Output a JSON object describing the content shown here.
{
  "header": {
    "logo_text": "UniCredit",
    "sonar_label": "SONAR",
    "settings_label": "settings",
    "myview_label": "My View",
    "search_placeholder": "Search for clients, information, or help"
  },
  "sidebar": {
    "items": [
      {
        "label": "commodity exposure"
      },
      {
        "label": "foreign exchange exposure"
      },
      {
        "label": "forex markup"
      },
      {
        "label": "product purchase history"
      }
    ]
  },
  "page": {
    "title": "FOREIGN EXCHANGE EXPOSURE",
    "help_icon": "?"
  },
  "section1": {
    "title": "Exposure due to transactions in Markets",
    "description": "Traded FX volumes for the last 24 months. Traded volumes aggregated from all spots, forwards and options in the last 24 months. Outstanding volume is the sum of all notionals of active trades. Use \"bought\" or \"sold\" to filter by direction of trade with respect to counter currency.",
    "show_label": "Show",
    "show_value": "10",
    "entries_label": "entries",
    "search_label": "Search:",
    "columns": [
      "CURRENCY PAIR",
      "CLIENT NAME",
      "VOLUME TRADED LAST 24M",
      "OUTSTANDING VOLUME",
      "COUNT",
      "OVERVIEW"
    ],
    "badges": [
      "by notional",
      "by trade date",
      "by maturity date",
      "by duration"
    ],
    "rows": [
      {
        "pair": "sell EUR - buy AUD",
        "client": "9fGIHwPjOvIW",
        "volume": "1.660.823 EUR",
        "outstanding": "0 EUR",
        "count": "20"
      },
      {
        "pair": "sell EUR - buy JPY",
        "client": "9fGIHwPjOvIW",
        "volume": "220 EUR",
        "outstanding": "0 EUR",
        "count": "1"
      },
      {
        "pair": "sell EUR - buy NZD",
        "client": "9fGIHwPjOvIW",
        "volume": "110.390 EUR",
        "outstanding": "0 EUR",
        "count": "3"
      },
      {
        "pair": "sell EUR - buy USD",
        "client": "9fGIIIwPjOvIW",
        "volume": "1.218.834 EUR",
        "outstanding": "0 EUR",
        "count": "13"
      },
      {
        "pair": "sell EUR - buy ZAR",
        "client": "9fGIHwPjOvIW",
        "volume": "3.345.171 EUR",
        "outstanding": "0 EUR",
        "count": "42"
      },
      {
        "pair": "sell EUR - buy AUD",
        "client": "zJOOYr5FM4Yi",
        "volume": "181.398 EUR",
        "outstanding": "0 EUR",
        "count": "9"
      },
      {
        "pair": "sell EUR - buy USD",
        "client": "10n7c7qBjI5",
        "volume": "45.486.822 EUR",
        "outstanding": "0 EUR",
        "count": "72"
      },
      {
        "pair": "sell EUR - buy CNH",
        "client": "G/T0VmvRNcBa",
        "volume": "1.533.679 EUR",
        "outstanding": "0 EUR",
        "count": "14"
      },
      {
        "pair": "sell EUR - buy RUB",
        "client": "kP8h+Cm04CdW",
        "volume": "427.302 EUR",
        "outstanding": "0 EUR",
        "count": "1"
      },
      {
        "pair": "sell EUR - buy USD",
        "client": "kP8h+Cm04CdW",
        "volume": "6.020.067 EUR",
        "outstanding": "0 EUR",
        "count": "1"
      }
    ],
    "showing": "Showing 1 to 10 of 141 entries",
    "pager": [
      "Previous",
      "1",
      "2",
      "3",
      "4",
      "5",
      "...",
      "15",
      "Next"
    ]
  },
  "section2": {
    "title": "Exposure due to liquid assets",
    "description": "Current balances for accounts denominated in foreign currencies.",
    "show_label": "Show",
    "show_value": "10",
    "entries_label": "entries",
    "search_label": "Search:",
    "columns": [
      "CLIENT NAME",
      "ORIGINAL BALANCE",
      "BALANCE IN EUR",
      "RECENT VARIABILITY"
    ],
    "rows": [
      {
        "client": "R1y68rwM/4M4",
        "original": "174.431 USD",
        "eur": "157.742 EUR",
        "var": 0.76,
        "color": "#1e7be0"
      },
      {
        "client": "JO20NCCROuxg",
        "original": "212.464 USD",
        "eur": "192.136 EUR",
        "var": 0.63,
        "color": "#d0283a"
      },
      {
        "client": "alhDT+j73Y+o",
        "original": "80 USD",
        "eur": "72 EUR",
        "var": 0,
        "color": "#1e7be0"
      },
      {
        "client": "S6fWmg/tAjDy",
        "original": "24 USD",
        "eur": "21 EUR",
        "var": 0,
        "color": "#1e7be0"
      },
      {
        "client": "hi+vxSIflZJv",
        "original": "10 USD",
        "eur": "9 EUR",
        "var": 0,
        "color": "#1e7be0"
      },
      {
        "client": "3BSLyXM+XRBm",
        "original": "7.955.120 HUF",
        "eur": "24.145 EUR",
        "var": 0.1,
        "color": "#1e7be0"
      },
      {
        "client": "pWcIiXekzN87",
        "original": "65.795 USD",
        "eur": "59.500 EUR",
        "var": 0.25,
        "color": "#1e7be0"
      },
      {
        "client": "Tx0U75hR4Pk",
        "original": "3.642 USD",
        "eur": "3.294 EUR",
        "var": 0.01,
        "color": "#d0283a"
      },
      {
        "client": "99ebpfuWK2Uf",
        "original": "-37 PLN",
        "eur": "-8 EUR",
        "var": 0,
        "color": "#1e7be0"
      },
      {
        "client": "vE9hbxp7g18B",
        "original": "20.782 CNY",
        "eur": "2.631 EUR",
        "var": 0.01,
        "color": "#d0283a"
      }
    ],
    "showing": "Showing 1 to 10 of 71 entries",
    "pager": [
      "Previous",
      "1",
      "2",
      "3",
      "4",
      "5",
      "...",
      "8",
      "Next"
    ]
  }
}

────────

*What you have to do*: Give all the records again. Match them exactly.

*Solution*:
Output a JSON object describing the content shown here.
{
  "header": {
    "logo_text": "UniCredit",
    "sonar_label": "SONAR",
    "settings_label": "settings",
    "myview_label": "My View",
    "search_placeholder": "Search for clients, information, or help"
  },
  "sidebar": {
    "items": [
      {
        "label": "commodity exposure"
      },
      {
        "label": "foreign exchange exposure"
      },
      {
        "label": "forex markup"
      },
      {
        "label": "product purchase history"
      }
    ]
  },
  "page": {
    "title": "FOREIGN EXCHANGE EXPOSURE",
    "help_icon": "?"
  },
  "section1": {
    "title": "Exposure due to transactions in Markets",
    "description": "Traded FX volumes for the last 24 months. Traded volumes aggregated from all spots, forwards and options in the last 24 months. Outstanding volume is the sum of all notionals of active trades. Use \"bought\" or \"sold\" to filter by direction of trade with respect to counter currency.",
    "show_label": "Show",
    "show_value": "10",
    "entries_label": "entries",
    "search_label": "Search:",
    "columns": [
      "CURRENCY PAIR",
      "CLIENT NAME",
      "VOLUME TRADED LAST 24M",
      "OUTSTANDING VOLUME",
      "COUNT",
      "OVERVIEW"
    ],
    "badges": [
      "by notional",
      "by trade date",
      "by maturity date",
      "by duration"
    ],
    "rows": [
      {
        "pair": "sell EUR - buy AUD",
        "client": "9fGIHwPjOvIW",
        "volume": "1.660.823 EUR",
        "outstanding": "0 EUR",
        "count": "20"
      },
      {
        "pair": "sell EUR - buy JPY",
        "client": "9fGIHwPjOvIW",
        "volume": "220 EUR",
        "outstanding": "0 EUR",
        "count": "1"
      },
      {
        "pair": "sell EUR - buy NZD",
        "client": "9fGIHwPjOvIW",
        "volume": "110.390 EUR",
        "outstanding": "0 EUR",
        "count": "3"
      },
      {
        "pair": "sell EUR - buy USD",
        "client": "9fGIIIwPjOvIW",
        "volume": "1.218.834 EUR",
        "outstanding": "0 EUR",
        "count": "13"
      },
      {
        "pair": "sell EUR - buy ZAR",
        "client": "9fGIHwPjOvIW",
        "volume": "3.345.171 EUR",
        "outstanding": "0 EUR",
        "count": "42"
      },
      {
        "pair": "sell EUR - buy AUD",
        "client": "zJOOYr5FM4Yi",
        "volume": "181.398 EUR",
        "outstanding": "0 EUR",
        "count": "9"
      },
      {
        "pair": "sell EUR - buy USD",
        "client": "10n7c7qBjI5",
        "volume": "45.486.822 EUR",
        "outstanding": "0 EUR",
        "count": "72"
      },
      {
        "pair": "sell EUR - buy CNH",
        "client": "G/T0VmvRNcBa",
        "volume": "1.533.679 EUR",
        "outstanding": "0 EUR",
        "count": "14"
      },
      {
        "pair": "sell EUR - buy RUB",
        "client": "kP8h+Cm04CdW",
        "volume": "427.302 EUR",
        "outstanding": "0 EUR",
        "count": "1"
      },
      {
        "pair": "sell EUR - buy USD",
        "client": "kP8h+Cm04CdW",
        "volume": "6.020.067 EUR",
        "outstanding": "0 EUR",
        "count": "1"
      }
    ],
    "showing": "Showing 1 to 10 of 141 entries",
    "pager": [
      "Previous",
      "1",
      "2",
      "3",
      "4",
      "5",
      "...",
      "15",
      "Next"
    ]
  },
  "section2": {
    "title": "Exposure due to liquid assets",
    "description": "Current balances for accounts denominated in foreign currencies.",
    "show_label": "Show",
    "show_value": "10",
    "entries_label": "entries",
    "search_label": "Search:",
    "columns": [
      "CLIENT NAME",
      "ORIGINAL BALANCE",
      "BALANCE IN EUR",
      "RECENT VARIABILITY"
    ],
    "rows": [
      {
        "client": "R1y68rwM/4M4",
        "original": "174.431 USD",
        "eur": "157.742 EUR",
        "var": 0.76,
        "color": "#1e7be0"
      },
      {
        "client": "JO20NCCROuxg",
        "original": "212.464 USD",
        "eur": "192.136 EUR",
        "var": 0.63,
        "color": "#d0283a"
      },
      {
        "client": "alhDT+j73Y+o",
        "original": "80 USD",
        "eur": "72 EUR",
        "var": 0,
        "color": "#1e7be0"
      },
      {
        "client": "S6fWmg/tAjDy",
        "original": "24 USD",
        "eur": "21 EUR",
        "var": 0,
        "color": "#1e7be0"
      },
      {
        "client": "hi+vxSIflZJv",
        "original": "10 USD",
        "eur": "9 EUR",
        "var": 0,
        "color": "#1e7be0"
      },
      {
        "client": "3BSLyXM+XRBm",
        "original": "7.955.120 HUF",
        "eur": "24.145 EUR",
        "var": 0.1,
        "color": "#1e7be0"
      },
      {
        "client": "pWcIiXekzN87",
        "original": "65.795 USD",
        "eur": "59.500 EUR",
        "var": 0.25,
        "color": "#1e7be0"
      },
      {
        "client": "Tx0U75hR4Pk",
        "original": "3.642 USD",
        "eur": "3.294 EUR",
        "var": 0.01,
        "color": "#d0283a"
      },
      {
        "client": "99ebpfuWK2Uf",
        "original": "-37 PLN",
        "eur": "-8 EUR",
        "var": 0,
        "color": "#1e7be0"
      },
      {
        "client": "vE9hbxp7g18B",
        "original": "20.782 CNY",
        "eur": "2.631 EUR",
        "var": 0.01,
        "color": "#d0283a"
      }
    ],
    "showing": "Showing 1 to 10 of 71 entries",
    "pager": [
      "Previous",
      "1",
      "2",
      "3",
      "4",
      "5",
      "...",
      "8",
      "Next"
    ]
  }
}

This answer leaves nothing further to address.